• [EXERCISE]:
An exact, complete printout of the listing is wanted, minus its images.

• [DATA EXCERPTS]:
○ ○ ○ ○
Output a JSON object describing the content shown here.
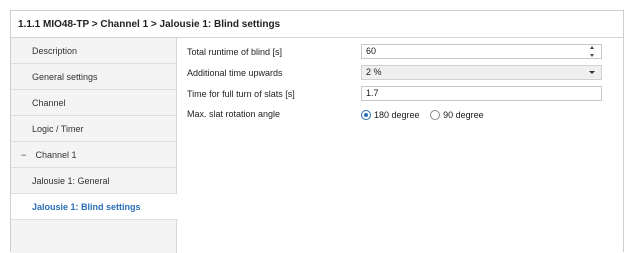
{
  "header": {
    "title": "1.1.1 MIO48-TP > Channel 1 > Jalousie 1: Blind settings"
  },
  "sidebar": {
    "items": [
      {
        "label": "Description"
      },
      {
        "label": "General settings"
      },
      {
        "label": "Channel"
      },
      {
        "label": "Logic / Timer"
      },
      {
        "label": "Channel 1",
        "expander": "−"
      },
      {
        "label": "Jalousie 1: General"
      },
      {
        "label": "Jalousie 1: Blind settings",
        "active": true
      }
    ]
  },
  "settings": {
    "total_runtime": {
      "label": "Total runtime of blind [s]",
      "value": "60"
    },
    "additional_time": {
      "label": "Additional time upwards",
      "value": "2 %"
    },
    "slat_turn_time": {
      "label": "Time for full turn of slats [s]",
      "value": "1.7"
    },
    "max_slat_angle": {
      "label": "Max. slat rotation angle",
      "options": [
        {
          "label": "180 degree",
          "checked": true
        },
        {
          "label": "90 degree",
          "checked": false
        }
      ]
    }
  },
  "icons": {
    "spinner": "spinner-arrows-icon",
    "dropdown": "chevron-down-icon",
    "expander": "minus-icon"
  },
  "colors": {
    "accent": "#2a6fb5",
    "sidebar_bg": "#f4f4f4",
    "select_bg": "#efefef"
  }
}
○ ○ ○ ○
• [SOLUTION BELOW]:
Output a JSON object describing the content shown here.
{
  "header": {
    "title": "1.1.1 MIO48-TP > Channel 1 > Jalousie 1: Blind settings"
  },
  "sidebar": {
    "items": [
      {
        "label": "Description"
      },
      {
        "label": "General settings"
      },
      {
        "label": "Channel"
      },
      {
        "label": "Logic / Timer"
      },
      {
        "label": "Channel 1",
        "expander": "−"
      },
      {
        "label": "Jalousie 1: General"
      },
      {
        "label": "Jalousie 1: Blind settings",
        "active": true
      }
    ]
  },
  "settings": {
    "total_runtime": {
      "label": "Total runtime of blind [s]",
      "value": "60"
    },
    "additional_time": {
      "label": "Additional time upwards",
      "value": "2 %"
    },
    "slat_turn_time": {
      "label": "Time for full turn of slats [s]",
      "value": "1.7"
    },
    "max_slat_angle": {
      "label": "Max. slat rotation angle",
      "options": [
        {
          "label": "180 degree",
          "checked": true
        },
        {
          "label": "90 degree",
          "checked": false
        }
      ]
    }
  },
  "icons": {
    "spinner": "spinner-arrows-icon",
    "dropdown": "chevron-down-icon",
    "expander": "minus-icon"
  },
  "colors": {
    "accent": "#2a6fb5",
    "sidebar_bg": "#f4f4f4",
    "select_bg": "#efefef"
  }
}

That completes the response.